[RECORDED INFORMATION — start]

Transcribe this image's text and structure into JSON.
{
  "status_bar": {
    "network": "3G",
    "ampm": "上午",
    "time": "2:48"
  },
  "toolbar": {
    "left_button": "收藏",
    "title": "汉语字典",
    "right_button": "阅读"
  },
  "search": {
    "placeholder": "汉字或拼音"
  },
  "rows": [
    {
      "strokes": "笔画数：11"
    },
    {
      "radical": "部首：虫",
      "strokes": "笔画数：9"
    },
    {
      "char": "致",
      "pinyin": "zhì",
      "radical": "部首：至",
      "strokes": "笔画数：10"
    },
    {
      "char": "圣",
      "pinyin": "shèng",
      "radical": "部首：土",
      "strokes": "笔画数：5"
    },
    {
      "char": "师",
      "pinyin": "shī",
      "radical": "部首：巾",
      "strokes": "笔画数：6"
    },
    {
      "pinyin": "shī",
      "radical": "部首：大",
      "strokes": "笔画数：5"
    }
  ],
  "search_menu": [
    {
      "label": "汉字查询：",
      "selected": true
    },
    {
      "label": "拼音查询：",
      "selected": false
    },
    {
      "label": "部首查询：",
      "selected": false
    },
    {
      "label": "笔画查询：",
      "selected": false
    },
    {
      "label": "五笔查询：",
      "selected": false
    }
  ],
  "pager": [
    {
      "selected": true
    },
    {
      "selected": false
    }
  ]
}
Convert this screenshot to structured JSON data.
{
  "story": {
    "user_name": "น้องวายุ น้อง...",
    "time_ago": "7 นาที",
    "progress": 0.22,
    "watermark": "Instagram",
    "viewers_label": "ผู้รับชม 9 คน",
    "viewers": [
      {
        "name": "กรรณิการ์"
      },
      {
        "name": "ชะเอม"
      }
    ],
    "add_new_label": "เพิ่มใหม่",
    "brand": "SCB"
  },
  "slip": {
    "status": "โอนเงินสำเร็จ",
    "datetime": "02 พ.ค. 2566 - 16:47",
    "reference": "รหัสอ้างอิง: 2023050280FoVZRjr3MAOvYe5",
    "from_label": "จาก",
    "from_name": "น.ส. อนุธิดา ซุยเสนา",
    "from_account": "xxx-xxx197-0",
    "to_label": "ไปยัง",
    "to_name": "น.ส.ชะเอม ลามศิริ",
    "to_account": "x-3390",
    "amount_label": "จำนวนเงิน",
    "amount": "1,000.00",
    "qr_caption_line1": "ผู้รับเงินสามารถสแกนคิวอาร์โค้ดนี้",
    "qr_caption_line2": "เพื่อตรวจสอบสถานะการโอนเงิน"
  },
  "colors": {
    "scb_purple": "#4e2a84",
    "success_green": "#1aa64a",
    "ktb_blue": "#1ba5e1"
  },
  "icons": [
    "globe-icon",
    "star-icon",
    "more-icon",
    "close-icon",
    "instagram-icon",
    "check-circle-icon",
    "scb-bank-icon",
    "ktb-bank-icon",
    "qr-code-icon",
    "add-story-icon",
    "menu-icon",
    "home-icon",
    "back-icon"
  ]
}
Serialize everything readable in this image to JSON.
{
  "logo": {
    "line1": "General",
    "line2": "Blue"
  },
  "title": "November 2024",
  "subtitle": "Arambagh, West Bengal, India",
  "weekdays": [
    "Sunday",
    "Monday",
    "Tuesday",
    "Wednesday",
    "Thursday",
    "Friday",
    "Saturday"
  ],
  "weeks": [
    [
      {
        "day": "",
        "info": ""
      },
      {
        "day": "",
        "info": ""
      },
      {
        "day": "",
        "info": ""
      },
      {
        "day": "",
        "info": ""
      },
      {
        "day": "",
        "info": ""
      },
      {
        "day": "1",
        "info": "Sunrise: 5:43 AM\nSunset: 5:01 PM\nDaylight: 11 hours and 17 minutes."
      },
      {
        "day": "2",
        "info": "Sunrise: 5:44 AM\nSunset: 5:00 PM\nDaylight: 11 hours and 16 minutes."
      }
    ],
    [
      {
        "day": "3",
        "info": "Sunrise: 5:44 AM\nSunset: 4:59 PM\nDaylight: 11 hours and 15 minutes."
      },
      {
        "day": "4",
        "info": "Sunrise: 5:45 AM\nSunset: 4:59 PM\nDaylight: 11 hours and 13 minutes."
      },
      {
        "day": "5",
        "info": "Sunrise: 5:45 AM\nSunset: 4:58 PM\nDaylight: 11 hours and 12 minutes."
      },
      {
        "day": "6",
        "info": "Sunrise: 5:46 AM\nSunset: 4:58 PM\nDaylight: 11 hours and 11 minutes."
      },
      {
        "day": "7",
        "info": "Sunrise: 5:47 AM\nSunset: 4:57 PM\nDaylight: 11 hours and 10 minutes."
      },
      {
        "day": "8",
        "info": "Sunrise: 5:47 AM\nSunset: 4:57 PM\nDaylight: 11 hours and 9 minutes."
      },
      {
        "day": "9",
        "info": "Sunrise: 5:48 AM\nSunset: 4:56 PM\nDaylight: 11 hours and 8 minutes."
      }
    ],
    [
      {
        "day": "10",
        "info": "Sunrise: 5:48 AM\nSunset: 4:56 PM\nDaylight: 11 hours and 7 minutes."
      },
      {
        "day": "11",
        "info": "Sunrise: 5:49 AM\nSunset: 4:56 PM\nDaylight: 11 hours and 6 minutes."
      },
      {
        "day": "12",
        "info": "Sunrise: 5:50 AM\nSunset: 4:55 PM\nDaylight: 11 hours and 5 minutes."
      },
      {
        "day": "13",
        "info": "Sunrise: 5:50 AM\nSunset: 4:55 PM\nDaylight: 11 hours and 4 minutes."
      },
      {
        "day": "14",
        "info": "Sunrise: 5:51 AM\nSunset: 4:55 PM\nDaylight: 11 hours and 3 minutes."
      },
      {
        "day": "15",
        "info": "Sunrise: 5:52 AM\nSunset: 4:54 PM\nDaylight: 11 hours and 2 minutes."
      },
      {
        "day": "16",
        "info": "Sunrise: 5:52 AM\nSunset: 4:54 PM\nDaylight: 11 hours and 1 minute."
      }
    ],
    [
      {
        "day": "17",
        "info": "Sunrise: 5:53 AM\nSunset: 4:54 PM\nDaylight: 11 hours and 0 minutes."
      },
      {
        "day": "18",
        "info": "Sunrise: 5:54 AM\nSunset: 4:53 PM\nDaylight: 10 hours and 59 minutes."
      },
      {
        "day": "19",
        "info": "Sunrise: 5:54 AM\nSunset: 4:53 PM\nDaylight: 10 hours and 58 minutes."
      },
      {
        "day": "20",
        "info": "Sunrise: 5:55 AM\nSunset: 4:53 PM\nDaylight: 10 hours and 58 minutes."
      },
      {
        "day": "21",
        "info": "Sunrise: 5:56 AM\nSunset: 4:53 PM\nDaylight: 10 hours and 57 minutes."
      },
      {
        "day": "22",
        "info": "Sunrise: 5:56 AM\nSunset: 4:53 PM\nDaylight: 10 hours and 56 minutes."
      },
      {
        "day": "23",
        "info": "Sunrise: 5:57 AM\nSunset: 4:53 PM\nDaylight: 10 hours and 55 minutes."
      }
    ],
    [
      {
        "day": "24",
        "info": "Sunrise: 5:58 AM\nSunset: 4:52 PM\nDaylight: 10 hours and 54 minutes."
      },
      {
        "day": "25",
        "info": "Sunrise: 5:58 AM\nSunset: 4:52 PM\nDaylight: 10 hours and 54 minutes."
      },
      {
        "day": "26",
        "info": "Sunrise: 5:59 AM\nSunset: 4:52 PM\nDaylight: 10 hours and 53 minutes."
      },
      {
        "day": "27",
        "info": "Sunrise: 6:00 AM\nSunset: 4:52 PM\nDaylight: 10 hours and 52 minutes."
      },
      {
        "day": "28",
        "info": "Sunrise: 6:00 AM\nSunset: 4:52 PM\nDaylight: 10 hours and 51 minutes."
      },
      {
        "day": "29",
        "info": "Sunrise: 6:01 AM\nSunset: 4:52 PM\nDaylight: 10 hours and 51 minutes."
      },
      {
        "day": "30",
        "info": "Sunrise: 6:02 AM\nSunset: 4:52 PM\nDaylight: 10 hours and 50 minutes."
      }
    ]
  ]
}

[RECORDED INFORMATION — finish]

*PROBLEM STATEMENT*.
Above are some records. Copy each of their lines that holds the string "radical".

*SOLUTION TO THE PROBLEM*.
      "radical": "部首：虫",
      "radical": "部首：至",
      "radical": "部首：土",
      "radical": "部首：巾",
      "radical": "部首：大",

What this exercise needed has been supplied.